“We were hoping we had something extraordinary, but it’s rare that you see great drugs come with almost 90% efficacy and 100% safety for death,” said Dr. Mikel Dolston, chief scientific officer at Pfizer. Said in an interview.
Study participants with mild to moderate COVID-19 were unvaccinated, and were considered to be at high risk for hospitalization due to health problems such as obesity, diabetes or heart disease. Treatment began within three to five days of initial symptoms, and lasted for five days.
Pfizer reported few details on side effects but said the rate of problems was about the same between 20% of the groups.
An independent group of medical experts overseeing the trial recommended stopping this initial, standard procedure, when interim results show such a clear benefit. The data have not yet been published for external review, the usual procedure for examining new medical research.
Top US health officials have been insisting that vaccination remains the best way to prevent infection. But with millions of adults still uninfected – and many more globally – effective, easy-to-use treatments will be key to preventing future waves of infection.
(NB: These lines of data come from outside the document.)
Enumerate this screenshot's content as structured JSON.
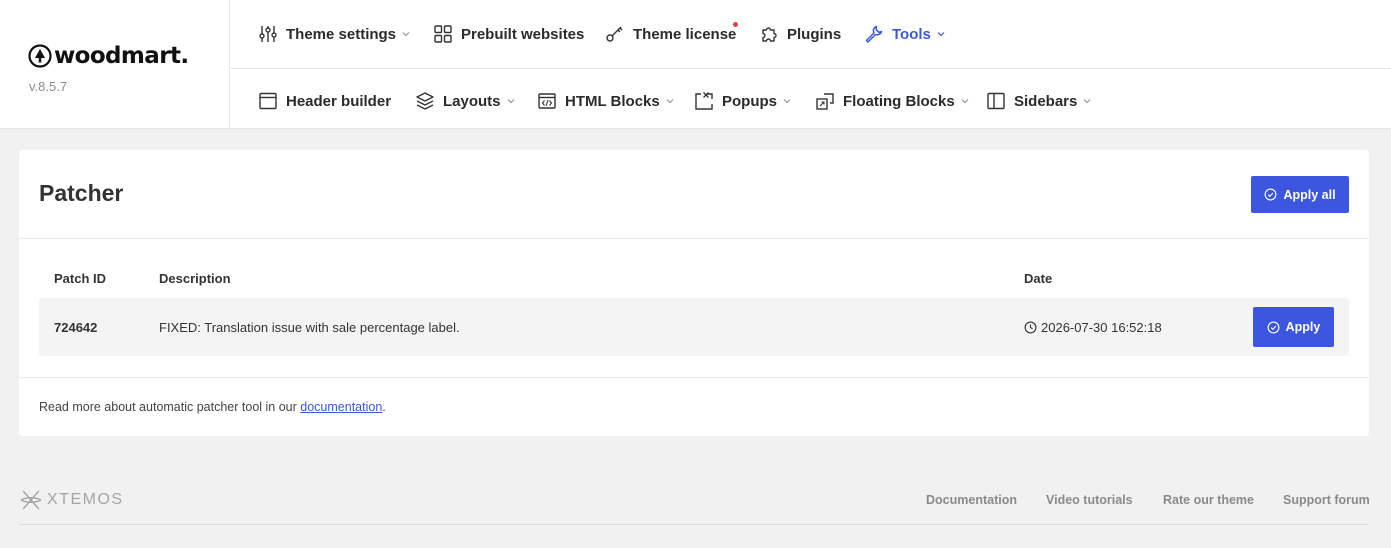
{
  "brand": {
    "logo_text": "woodmart.",
    "version": "v.8.5.7"
  },
  "nav": {
    "row1": [
      {
        "label": "Theme settings",
        "icon": "sliders-icon",
        "dropdown": true
      },
      {
        "label": "Prebuilt websites",
        "icon": "grid-icon",
        "dropdown": false
      },
      {
        "label": "Theme license",
        "icon": "key-icon",
        "dropdown": false,
        "notification": true
      },
      {
        "label": "Plugins",
        "icon": "puzzle-icon",
        "dropdown": false
      },
      {
        "label": "Tools",
        "icon": "wrench-icon",
        "dropdown": true,
        "active": true
      }
    ],
    "row2": [
      {
        "label": "Header builder",
        "icon": "header-layout-icon",
        "dropdown": false
      },
      {
        "label": "Layouts",
        "icon": "layers-icon",
        "dropdown": true
      },
      {
        "label": "HTML Blocks",
        "icon": "code-block-icon",
        "dropdown": true
      },
      {
        "label": "Popups",
        "icon": "popup-icon",
        "dropdown": true
      },
      {
        "label": "Floating Blocks",
        "icon": "floating-block-icon",
        "dropdown": true
      },
      {
        "label": "Sidebars",
        "icon": "sidebar-icon",
        "dropdown": true
      }
    ]
  },
  "patcher": {
    "title": "Patcher",
    "apply_all_label": "Apply all",
    "columns": [
      "Patch ID",
      "Description",
      "Date"
    ],
    "patches": [
      {
        "id": "724642",
        "description": "FIXED: Translation issue with sale percentage label.",
        "date": "2026-07-30 16:52:18",
        "action_label": "Apply"
      }
    ],
    "note_prefix": "Read more about automatic patcher tool in our ",
    "note_link": "documentation",
    "note_suffix": "."
  },
  "footer": {
    "logo_text": "XTEMOS",
    "links": [
      "Documentation",
      "Video tutorials",
      "Rate our theme",
      "Support forum"
    ]
  },
  "colors": {
    "accent": "#3d56e0",
    "active_nav": "#3d5ad6",
    "notification_dot": "#e63e3e",
    "background": "#f1f1f1"
  }
}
The FDA held a public meeting later this month to review Merck’s pill, known as molnupiravir. The company reported in September that its drug cut hospitalizations and mortality rates by 50%. Experts caution against comparing preliminary results because of differences in studies.